§ Action item
Search the entries for the word "marker". Copy each line in which it is found.

(Data about app and page elements)

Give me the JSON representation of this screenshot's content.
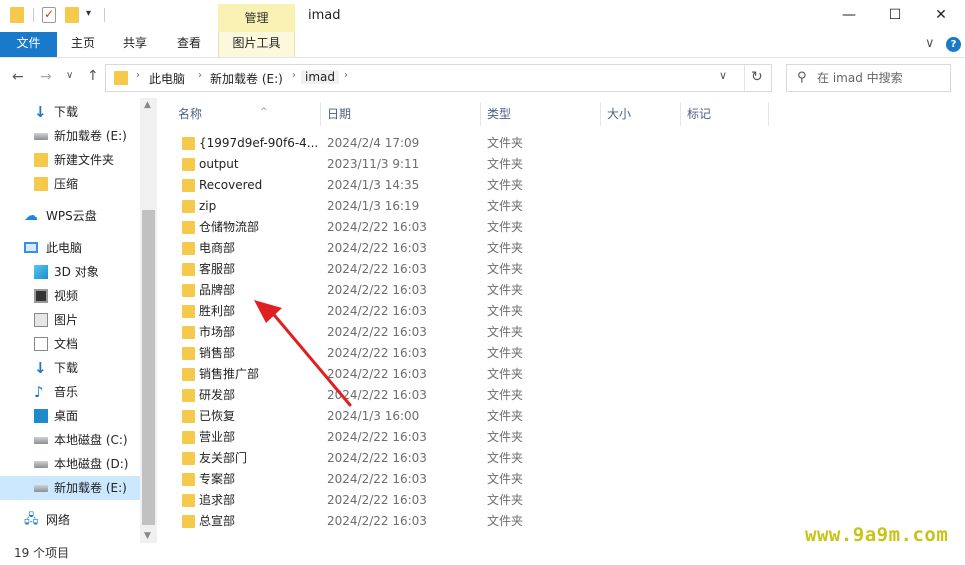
{
  "titlebar": {
    "manage_tab": "管理",
    "window_title": "imad",
    "minimize": "—",
    "maximize": "☐",
    "close": "✕"
  },
  "ribbon": {
    "tabs": [
      "文件",
      "主页",
      "共享",
      "查看",
      "图片工具"
    ],
    "expand": "∨",
    "help": "?"
  },
  "address": {
    "crumbs": [
      "此电脑",
      "新加载卷 (E:)",
      "imad"
    ],
    "search_placeholder": "在 imad 中搜索"
  },
  "sidebar": {
    "items": [
      {
        "label": "下载",
        "icon": "download-icon"
      },
      {
        "label": "新加载卷 (E:)",
        "icon": "drive-icon"
      },
      {
        "label": "新建文件夹",
        "icon": "folder-icon"
      },
      {
        "label": "压缩",
        "icon": "folder-icon"
      },
      {
        "label": "WPS云盘",
        "icon": "cloud-icon"
      },
      {
        "label": "此电脑",
        "icon": "computer-icon"
      },
      {
        "label": "3D 对象",
        "icon": "3d-objects-icon"
      },
      {
        "label": "视频",
        "icon": "video-icon"
      },
      {
        "label": "图片",
        "icon": "picture-icon"
      },
      {
        "label": "文档",
        "icon": "document-icon"
      },
      {
        "label": "下载",
        "icon": "download-icon"
      },
      {
        "label": "音乐",
        "icon": "music-icon"
      },
      {
        "label": "桌面",
        "icon": "desktop-icon"
      },
      {
        "label": "本地磁盘 (C:)",
        "icon": "system-drive-icon"
      },
      {
        "label": "本地磁盘 (D:)",
        "icon": "drive-icon"
      },
      {
        "label": "新加载卷 (E:)",
        "icon": "drive-icon"
      },
      {
        "label": "网络",
        "icon": "network-icon"
      }
    ]
  },
  "columns": {
    "name": "名称",
    "date": "日期",
    "type": "类型",
    "size": "大小",
    "tags": "标记"
  },
  "files": [
    {
      "name": "{1997d9ef-90f6-4...",
      "date": "2024/2/4 17:09",
      "type": "文件夹"
    },
    {
      "name": "output",
      "date": "2023/11/3 9:11",
      "type": "文件夹"
    },
    {
      "name": "Recovered",
      "date": "2024/1/3 14:35",
      "type": "文件夹"
    },
    {
      "name": "zip",
      "date": "2024/1/3 16:19",
      "type": "文件夹"
    },
    {
      "name": "仓储物流部",
      "date": "2024/2/22 16:03",
      "type": "文件夹"
    },
    {
      "name": "电商部",
      "date": "2024/2/22 16:03",
      "type": "文件夹"
    },
    {
      "name": "客服部",
      "date": "2024/2/22 16:03",
      "type": "文件夹"
    },
    {
      "name": "品牌部",
      "date": "2024/2/22 16:03",
      "type": "文件夹"
    },
    {
      "name": "胜利部",
      "date": "2024/2/22 16:03",
      "type": "文件夹"
    },
    {
      "name": "市场部",
      "date": "2024/2/22 16:03",
      "type": "文件夹"
    },
    {
      "name": "销售部",
      "date": "2024/2/22 16:03",
      "type": "文件夹"
    },
    {
      "name": "销售推广部",
      "date": "2024/2/22 16:03",
      "type": "文件夹"
    },
    {
      "name": "研发部",
      "date": "2024/2/22 16:03",
      "type": "文件夹"
    },
    {
      "name": "已恢复",
      "date": "2024/1/3 16:00",
      "type": "文件夹"
    },
    {
      "name": "营业部",
      "date": "2024/2/22 16:03",
      "type": "文件夹"
    },
    {
      "name": "友关部门",
      "date": "2024/2/22 16:03",
      "type": "文件夹"
    },
    {
      "name": "专案部",
      "date": "2024/2/22 16:03",
      "type": "文件夹"
    },
    {
      "name": "追求部",
      "date": "2024/2/22 16:03",
      "type": "文件夹"
    },
    {
      "name": "总宣部",
      "date": "2024/2/22 16:03",
      "type": "文件夹"
    }
  ],
  "status": {
    "item_count": "19 个项目"
  },
  "watermark": "www.9a9m.com",
  "colors": {
    "accent": "#1979ca",
    "folder": "#f5c94b",
    "manage_tab": "#f9f2b4",
    "selected": "#cce8ff",
    "annotation_arrow": "#e02020"
  }
}
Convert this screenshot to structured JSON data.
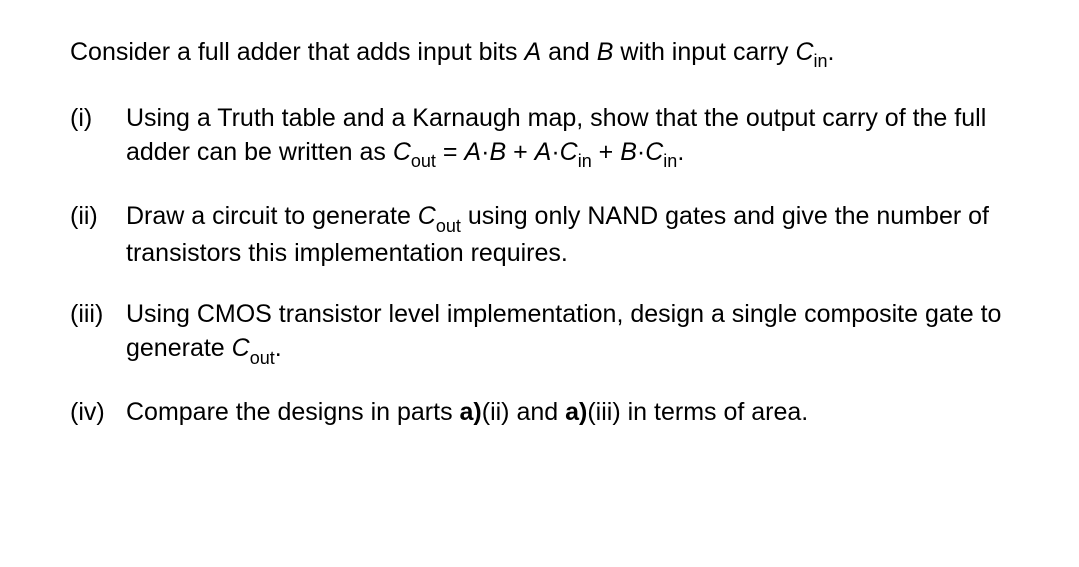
{
  "intro": {
    "pre": "Consider a full adder that adds input bits ",
    "A": "A",
    "mid1": " and ",
    "B": "B",
    "mid2": " with input carry ",
    "C": "C",
    "in": "in",
    "period": "."
  },
  "items": [
    {
      "marker": "(i)",
      "body": {
        "t1": "Using a Truth table and a Karnaugh map, show that the output carry of the full adder can be written as ",
        "C1": "C",
        "out1": "out",
        "eq1": " = ",
        "A1": "A",
        "dot1": "·",
        "B1": "B",
        "plus1": " + ",
        "A2": "A",
        "dot2": "·",
        "C2": "C",
        "in1": "in",
        "plus2": " + ",
        "B2": "B",
        "dot3": "·",
        "C3": "C",
        "in2": "in",
        "period": "."
      }
    },
    {
      "marker": "(ii)",
      "body": {
        "t1": "Draw a circuit to generate ",
        "C1": "C",
        "out1": "out",
        "t2": " using only NAND gates and give the number of transistors this implementation requires."
      }
    },
    {
      "marker": "(iii)",
      "body": {
        "t1": "Using CMOS transistor level implementation, design a single composite gate to generate ",
        "C1": "C",
        "out1": "out",
        "period": "."
      }
    },
    {
      "marker": "(iv)",
      "body": {
        "t1": "Compare the designs in parts ",
        "b1": "a)",
        "t2": "(ii) and ",
        "b2": "a)",
        "t3": "(iii) in terms of area."
      }
    }
  ]
}
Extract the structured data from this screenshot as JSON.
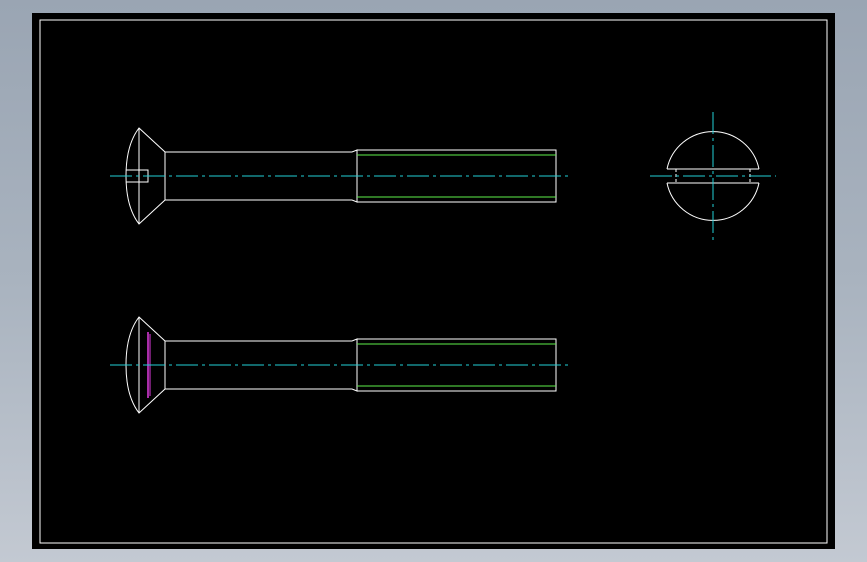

§ Reply to the exercise
      "marker": "(i)",
      "marker": "(ii)",
      "marker": "(iii)",
      "marker": "(iv)",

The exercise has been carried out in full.